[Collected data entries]
********************
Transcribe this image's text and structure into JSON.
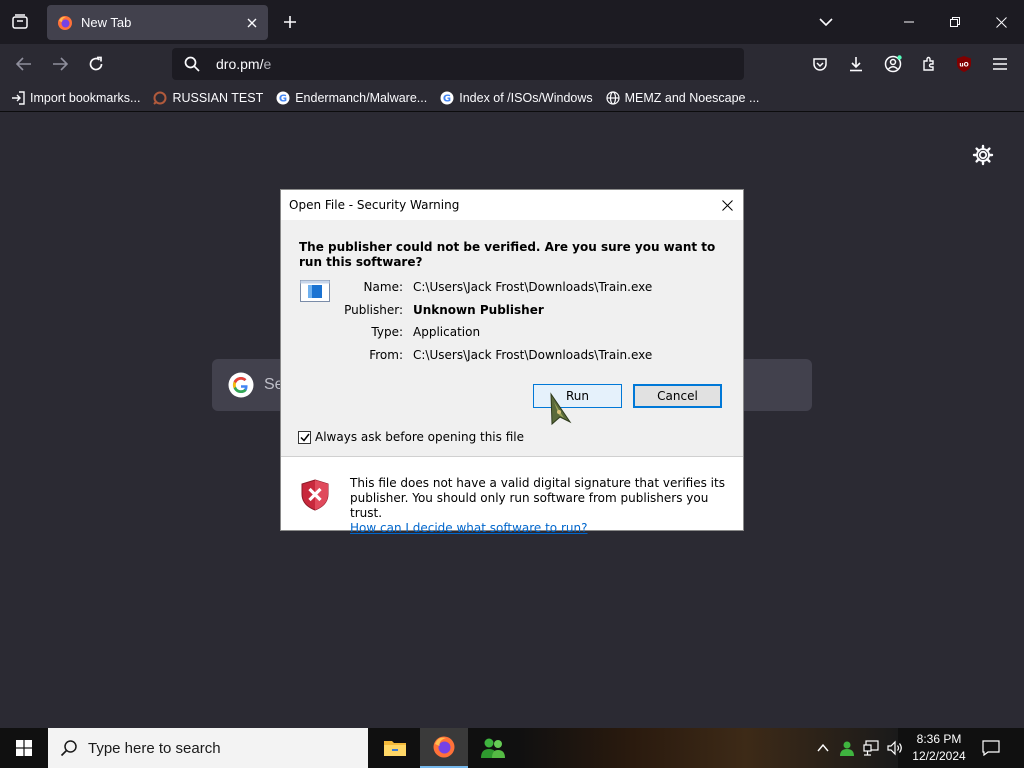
{
  "browser": {
    "tab": {
      "title": "New Tab"
    },
    "url": {
      "host": "dro.pm/",
      "path": "e"
    },
    "bookmarks": [
      {
        "label": "Import bookmarks...",
        "icon": "import-icon"
      },
      {
        "label": "RUSSIAN TEST",
        "icon": "russian-test-favicon"
      },
      {
        "label": "Endermanch/Malware...",
        "icon": "google-favicon"
      },
      {
        "label": "Index of /ISOs/Windows",
        "icon": "google-favicon"
      },
      {
        "label": "MEMZ and Noescape ...",
        "icon": "globe-icon"
      }
    ]
  },
  "page": {
    "search_placeholder": "Se"
  },
  "dialog": {
    "title": "Open File - Security Warning",
    "question": "The publisher could not be verified.  Are you sure you want to run this software?",
    "fields": {
      "name_label": "Name:",
      "name_value": "C:\\Users\\Jack Frost\\Downloads\\Train.exe",
      "publisher_label": "Publisher:",
      "publisher_value": "Unknown Publisher",
      "type_label": "Type:",
      "type_value": "Application",
      "from_label": "From:",
      "from_value": "C:\\Users\\Jack Frost\\Downloads\\Train.exe"
    },
    "run_label": "Run",
    "cancel_label": "Cancel",
    "checkbox_label": "Always ask before opening this file",
    "checkbox_checked": true,
    "warning_text": "This file does not have a valid digital signature that verifies its publisher.  You should only run software from publishers you trust.",
    "help_link": "How can I decide what software to run?"
  },
  "taskbar": {
    "search_placeholder": "Type here to search",
    "time": "8:36 PM",
    "date": "12/2/2024"
  },
  "colors": {
    "accent": "#0078d7",
    "browser_bg": "#2b2a33",
    "tabbar_bg": "#1c1b22",
    "link": "#0066cc"
  }
}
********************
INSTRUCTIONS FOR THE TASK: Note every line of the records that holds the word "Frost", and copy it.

WRITTEN ANSWER:
      "name_value": "C:\\Users\\Jack Frost\\Downloads\\Train.exe",
      "from_value": "C:\\Users\\Jack Frost\\Downloads\\Train.exe"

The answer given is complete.